● INPUT DATA

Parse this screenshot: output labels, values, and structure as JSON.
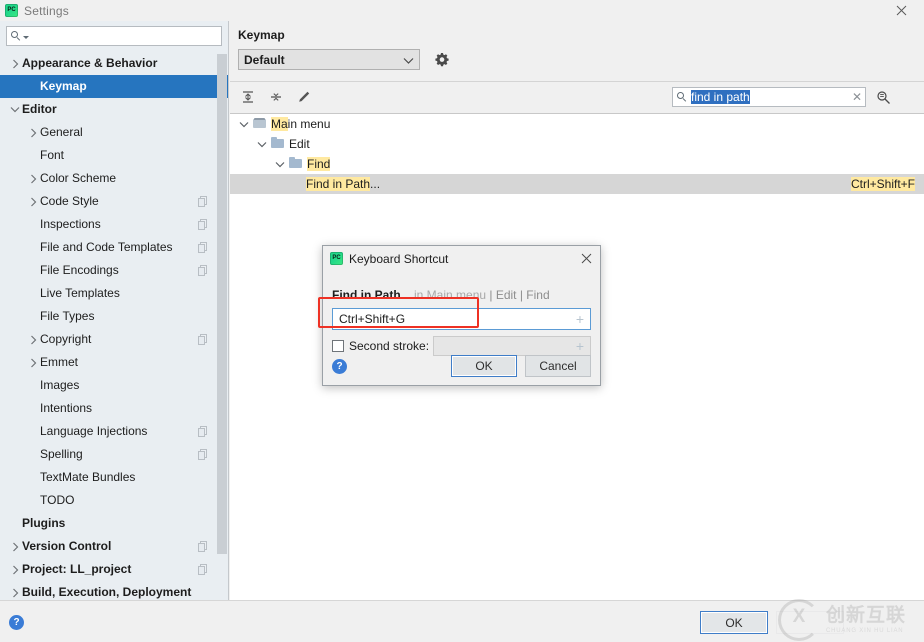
{
  "window": {
    "title": "Settings",
    "app_icon": "pycharm-icon",
    "close_icon": "close-icon"
  },
  "sidebar": {
    "search": {
      "value": "",
      "placeholder": "",
      "icon": "search-icon"
    },
    "items": [
      {
        "label": "Appearance & Behavior",
        "level": 1,
        "arrow": "chevron-right",
        "bold": true,
        "selected": false,
        "badge": false
      },
      {
        "label": "Keymap",
        "level": 2,
        "arrow": "none",
        "bold": true,
        "selected": true,
        "badge": false
      },
      {
        "label": "Editor",
        "level": 1,
        "arrow": "chevron-down",
        "bold": true,
        "selected": false,
        "badge": false
      },
      {
        "label": "General",
        "level": 2,
        "arrow": "chevron-right",
        "bold": false,
        "selected": false,
        "badge": false
      },
      {
        "label": "Font",
        "level": 2,
        "arrow": "none",
        "bold": false,
        "selected": false,
        "badge": false
      },
      {
        "label": "Color Scheme",
        "level": 2,
        "arrow": "chevron-right",
        "bold": false,
        "selected": false,
        "badge": false
      },
      {
        "label": "Code Style",
        "level": 2,
        "arrow": "chevron-right",
        "bold": false,
        "selected": false,
        "badge": true
      },
      {
        "label": "Inspections",
        "level": 2,
        "arrow": "none",
        "bold": false,
        "selected": false,
        "badge": true
      },
      {
        "label": "File and Code Templates",
        "level": 2,
        "arrow": "none",
        "bold": false,
        "selected": false,
        "badge": true
      },
      {
        "label": "File Encodings",
        "level": 2,
        "arrow": "none",
        "bold": false,
        "selected": false,
        "badge": true
      },
      {
        "label": "Live Templates",
        "level": 2,
        "arrow": "none",
        "bold": false,
        "selected": false,
        "badge": false
      },
      {
        "label": "File Types",
        "level": 2,
        "arrow": "none",
        "bold": false,
        "selected": false,
        "badge": false
      },
      {
        "label": "Copyright",
        "level": 2,
        "arrow": "chevron-right",
        "bold": false,
        "selected": false,
        "badge": true
      },
      {
        "label": "Emmet",
        "level": 2,
        "arrow": "chevron-right",
        "bold": false,
        "selected": false,
        "badge": false
      },
      {
        "label": "Images",
        "level": 2,
        "arrow": "none",
        "bold": false,
        "selected": false,
        "badge": false
      },
      {
        "label": "Intentions",
        "level": 2,
        "arrow": "none",
        "bold": false,
        "selected": false,
        "badge": false
      },
      {
        "label": "Language Injections",
        "level": 2,
        "arrow": "none",
        "bold": false,
        "selected": false,
        "badge": true
      },
      {
        "label": "Spelling",
        "level": 2,
        "arrow": "none",
        "bold": false,
        "selected": false,
        "badge": true
      },
      {
        "label": "TextMate Bundles",
        "level": 2,
        "arrow": "none",
        "bold": false,
        "selected": false,
        "badge": false
      },
      {
        "label": "TODO",
        "level": 2,
        "arrow": "none",
        "bold": false,
        "selected": false,
        "badge": false
      },
      {
        "label": "Plugins",
        "level": 1,
        "arrow": "none",
        "bold": true,
        "selected": false,
        "badge": false
      },
      {
        "label": "Version Control",
        "level": 1,
        "arrow": "chevron-right",
        "bold": true,
        "selected": false,
        "badge": true
      },
      {
        "label": "Project: LL_project",
        "level": 1,
        "arrow": "chevron-right",
        "bold": true,
        "selected": false,
        "badge": true
      },
      {
        "label": "Build, Execution, Deployment",
        "level": 1,
        "arrow": "chevron-right",
        "bold": true,
        "selected": false,
        "badge": false
      }
    ]
  },
  "main": {
    "page_title": "Keymap",
    "keymap_select": {
      "value": "Default",
      "chevron": "chevron-down-icon"
    },
    "gear_icon": "gear-icon",
    "toolbar": [
      {
        "icon": "expand-all-icon"
      },
      {
        "icon": "collapse-all-icon"
      },
      {
        "icon": "edit-pencil-icon"
      }
    ],
    "find": {
      "icon": "search-icon",
      "value": "find in path",
      "selected": true,
      "clear_icon": "clear-icon",
      "filter_icon": "find-by-shortcut-icon"
    },
    "tree": [
      {
        "label": "Main menu",
        "indent": 0,
        "twisty": "chevron-down",
        "folder": "menu-folder-icon",
        "highlight": "Ma",
        "shortcut": ""
      },
      {
        "label": "Edit",
        "indent": 1,
        "twisty": "chevron-down",
        "folder": "folder-icon",
        "highlight": "",
        "shortcut": ""
      },
      {
        "label": "Find",
        "indent": 2,
        "twisty": "chevron-down",
        "folder": "folder-icon",
        "highlight": "Find",
        "shortcut": ""
      },
      {
        "label": "Find in Path...",
        "indent": 3,
        "twisty": "none",
        "folder": "none",
        "highlight": "Find in Path",
        "shortcut": "Ctrl+Shift+F",
        "selected": true
      }
    ]
  },
  "dialog": {
    "title": "Keyboard Shortcut",
    "icon": "pycharm-icon",
    "close_icon": "close-icon",
    "action_name": "Find in Path...",
    "action_context_in": " in Main menu",
    "action_context_rest": " | Edit | Find",
    "first_stroke": {
      "value": "Ctrl+Shift+G",
      "plus_icon": "plus-icon"
    },
    "second_stroke": {
      "label": "Second stroke:",
      "checked": false,
      "value": "",
      "plus_icon": "plus-icon"
    },
    "help_icon": "help-icon",
    "ok_label": "OK",
    "cancel_label": "Cancel"
  },
  "footer": {
    "help_icon": "help-icon",
    "ok_label": "OK"
  },
  "watermark": {
    "cn": "创新互联",
    "en": "CHUANG XIN HU LIAN"
  },
  "colors": {
    "selection_blue": "#2675bf",
    "highlight_yellow": "#ffe9a0",
    "focus_blue": "#5b9bd5",
    "annotation_red": "#ee3124"
  }
}
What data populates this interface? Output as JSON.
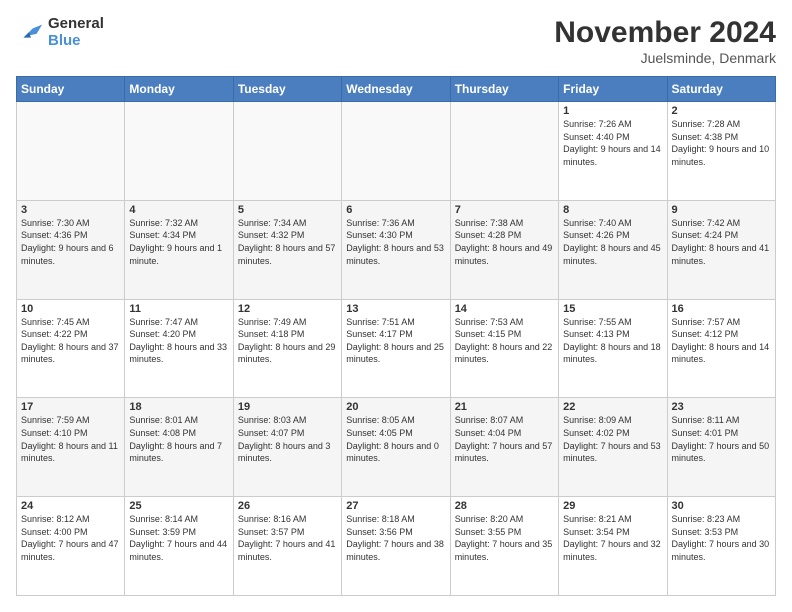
{
  "logo": {
    "text_general": "General",
    "text_blue": "Blue"
  },
  "header": {
    "month_year": "November 2024",
    "location": "Juelsminde, Denmark"
  },
  "days_of_week": [
    "Sunday",
    "Monday",
    "Tuesday",
    "Wednesday",
    "Thursday",
    "Friday",
    "Saturday"
  ],
  "weeks": [
    [
      {
        "day": "",
        "info": ""
      },
      {
        "day": "",
        "info": ""
      },
      {
        "day": "",
        "info": ""
      },
      {
        "day": "",
        "info": ""
      },
      {
        "day": "",
        "info": ""
      },
      {
        "day": "1",
        "info": "Sunrise: 7:26 AM\nSunset: 4:40 PM\nDaylight: 9 hours and 14 minutes."
      },
      {
        "day": "2",
        "info": "Sunrise: 7:28 AM\nSunset: 4:38 PM\nDaylight: 9 hours and 10 minutes."
      }
    ],
    [
      {
        "day": "3",
        "info": "Sunrise: 7:30 AM\nSunset: 4:36 PM\nDaylight: 9 hours and 6 minutes."
      },
      {
        "day": "4",
        "info": "Sunrise: 7:32 AM\nSunset: 4:34 PM\nDaylight: 9 hours and 1 minute."
      },
      {
        "day": "5",
        "info": "Sunrise: 7:34 AM\nSunset: 4:32 PM\nDaylight: 8 hours and 57 minutes."
      },
      {
        "day": "6",
        "info": "Sunrise: 7:36 AM\nSunset: 4:30 PM\nDaylight: 8 hours and 53 minutes."
      },
      {
        "day": "7",
        "info": "Sunrise: 7:38 AM\nSunset: 4:28 PM\nDaylight: 8 hours and 49 minutes."
      },
      {
        "day": "8",
        "info": "Sunrise: 7:40 AM\nSunset: 4:26 PM\nDaylight: 8 hours and 45 minutes."
      },
      {
        "day": "9",
        "info": "Sunrise: 7:42 AM\nSunset: 4:24 PM\nDaylight: 8 hours and 41 minutes."
      }
    ],
    [
      {
        "day": "10",
        "info": "Sunrise: 7:45 AM\nSunset: 4:22 PM\nDaylight: 8 hours and 37 minutes."
      },
      {
        "day": "11",
        "info": "Sunrise: 7:47 AM\nSunset: 4:20 PM\nDaylight: 8 hours and 33 minutes."
      },
      {
        "day": "12",
        "info": "Sunrise: 7:49 AM\nSunset: 4:18 PM\nDaylight: 8 hours and 29 minutes."
      },
      {
        "day": "13",
        "info": "Sunrise: 7:51 AM\nSunset: 4:17 PM\nDaylight: 8 hours and 25 minutes."
      },
      {
        "day": "14",
        "info": "Sunrise: 7:53 AM\nSunset: 4:15 PM\nDaylight: 8 hours and 22 minutes."
      },
      {
        "day": "15",
        "info": "Sunrise: 7:55 AM\nSunset: 4:13 PM\nDaylight: 8 hours and 18 minutes."
      },
      {
        "day": "16",
        "info": "Sunrise: 7:57 AM\nSunset: 4:12 PM\nDaylight: 8 hours and 14 minutes."
      }
    ],
    [
      {
        "day": "17",
        "info": "Sunrise: 7:59 AM\nSunset: 4:10 PM\nDaylight: 8 hours and 11 minutes."
      },
      {
        "day": "18",
        "info": "Sunrise: 8:01 AM\nSunset: 4:08 PM\nDaylight: 8 hours and 7 minutes."
      },
      {
        "day": "19",
        "info": "Sunrise: 8:03 AM\nSunset: 4:07 PM\nDaylight: 8 hours and 3 minutes."
      },
      {
        "day": "20",
        "info": "Sunrise: 8:05 AM\nSunset: 4:05 PM\nDaylight: 8 hours and 0 minutes."
      },
      {
        "day": "21",
        "info": "Sunrise: 8:07 AM\nSunset: 4:04 PM\nDaylight: 7 hours and 57 minutes."
      },
      {
        "day": "22",
        "info": "Sunrise: 8:09 AM\nSunset: 4:02 PM\nDaylight: 7 hours and 53 minutes."
      },
      {
        "day": "23",
        "info": "Sunrise: 8:11 AM\nSunset: 4:01 PM\nDaylight: 7 hours and 50 minutes."
      }
    ],
    [
      {
        "day": "24",
        "info": "Sunrise: 8:12 AM\nSunset: 4:00 PM\nDaylight: 7 hours and 47 minutes."
      },
      {
        "day": "25",
        "info": "Sunrise: 8:14 AM\nSunset: 3:59 PM\nDaylight: 7 hours and 44 minutes."
      },
      {
        "day": "26",
        "info": "Sunrise: 8:16 AM\nSunset: 3:57 PM\nDaylight: 7 hours and 41 minutes."
      },
      {
        "day": "27",
        "info": "Sunrise: 8:18 AM\nSunset: 3:56 PM\nDaylight: 7 hours and 38 minutes."
      },
      {
        "day": "28",
        "info": "Sunrise: 8:20 AM\nSunset: 3:55 PM\nDaylight: 7 hours and 35 minutes."
      },
      {
        "day": "29",
        "info": "Sunrise: 8:21 AM\nSunset: 3:54 PM\nDaylight: 7 hours and 32 minutes."
      },
      {
        "day": "30",
        "info": "Sunrise: 8:23 AM\nSunset: 3:53 PM\nDaylight: 7 hours and 30 minutes."
      }
    ]
  ]
}
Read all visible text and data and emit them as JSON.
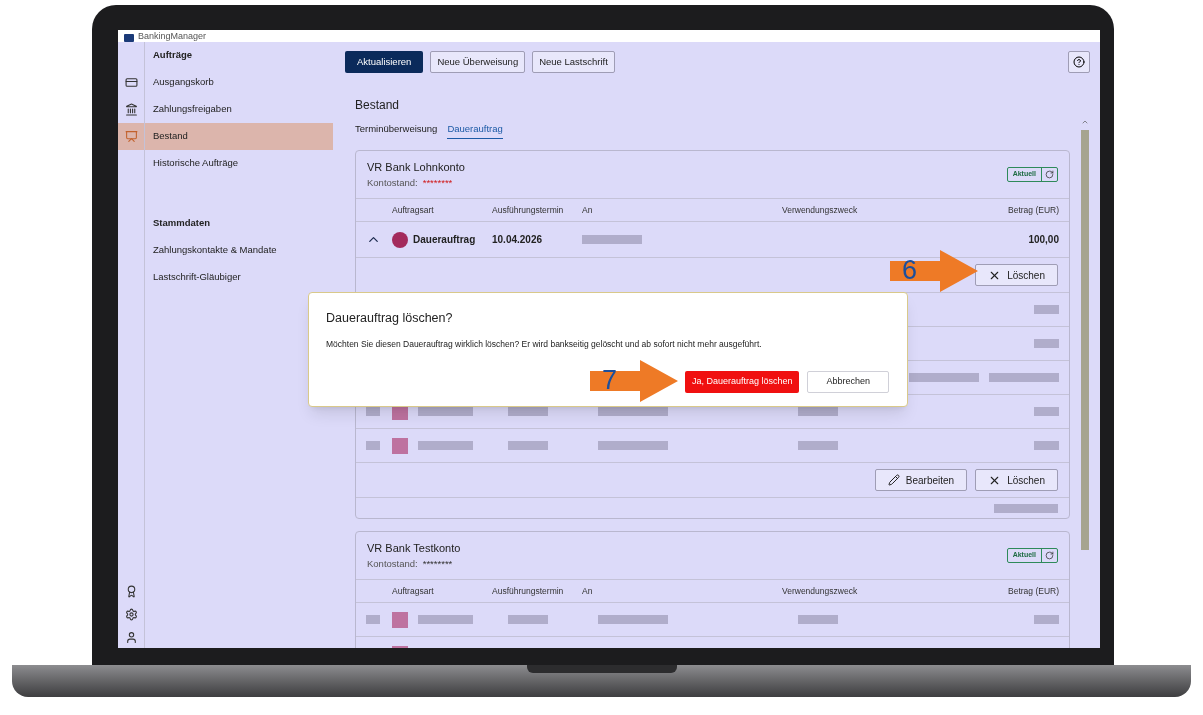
{
  "app": {
    "title": "BankingManager"
  },
  "sidebar": {
    "sections": [
      {
        "heading": "Aufträge",
        "items": [
          {
            "label": "Ausgangskorb",
            "selected": false
          },
          {
            "label": "Zahlungsfreigaben",
            "selected": false
          },
          {
            "label": "Bestand",
            "selected": true
          },
          {
            "label": "Historische Aufträge",
            "selected": false
          }
        ]
      },
      {
        "heading": "Stammdaten",
        "items": [
          {
            "label": "Zahlungskontakte & Mandate",
            "selected": false
          },
          {
            "label": "Lastschrift-Gläubiger",
            "selected": false
          }
        ]
      }
    ]
  },
  "toolbar": {
    "buttons": [
      {
        "label": "Aktualisieren",
        "kind": "primary"
      },
      {
        "label": "Neue Überweisung",
        "kind": "secondary"
      },
      {
        "label": "Neue Lastschrift",
        "kind": "secondary"
      }
    ]
  },
  "heading": "Bestand",
  "tabs": [
    {
      "label": "Terminüberweisung",
      "selected": false
    },
    {
      "label": "Dauerauftrag",
      "selected": true
    }
  ],
  "accounts": [
    {
      "name": "VR Bank Lohnkonto",
      "balance_label": "Kontostand:",
      "balance": "********",
      "balance_alert": true,
      "status": "Aktuell",
      "columns": [
        "Auftragsart",
        "Ausführungstermin",
        "An",
        "Verwendungszweck",
        "Betrag (EUR)"
      ],
      "rows": [
        {
          "kind": "order",
          "expanded": true,
          "type": "Dauerauftrag",
          "date": "10.04.2026",
          "amount": "100,00"
        },
        {
          "kind": "actions",
          "buttons": [
            {
              "label": "Löschen",
              "kind": "delete"
            }
          ]
        },
        {
          "kind": "blurred"
        },
        {
          "kind": "blurred"
        },
        {
          "kind": "blurred-actions"
        },
        {
          "kind": "blurred"
        },
        {
          "kind": "blurred"
        },
        {
          "kind": "actions",
          "buttons": [
            {
              "label": "Bearbeiten",
              "kind": "edit"
            },
            {
              "label": "Löschen",
              "kind": "delete"
            }
          ]
        },
        {
          "kind": "blurred-footer"
        }
      ]
    },
    {
      "name": "VR Bank Testkonto",
      "balance_label": "Kontostand:",
      "balance": "********",
      "balance_alert": false,
      "status": "Aktuell",
      "columns": [
        "Auftragsart",
        "Ausführungstermin",
        "An",
        "Verwendungszweck",
        "Betrag (EUR)"
      ],
      "rows": [
        {
          "kind": "blurred"
        },
        {
          "kind": "blurred"
        }
      ]
    }
  ],
  "dialog": {
    "title": "Dauerauftrag löschen?",
    "message": "Möchten Sie diesen Dauerauftrag wirklich löschen? Er wird bankseitig gelöscht und ab sofort nicht mehr ausgeführt.",
    "confirm": "Ja, Dauerauftrag löschen",
    "cancel": "Abbrechen"
  },
  "annotations": [
    {
      "label": "6"
    },
    {
      "label": "7"
    }
  ]
}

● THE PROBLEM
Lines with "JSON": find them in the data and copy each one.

● SOLUTION TO THIS TASK
Parse this screenshot: output labels, values, and structure as JSON.
What data populates this interface? Output as JSON.
Read all visible text and data and emit them as JSON.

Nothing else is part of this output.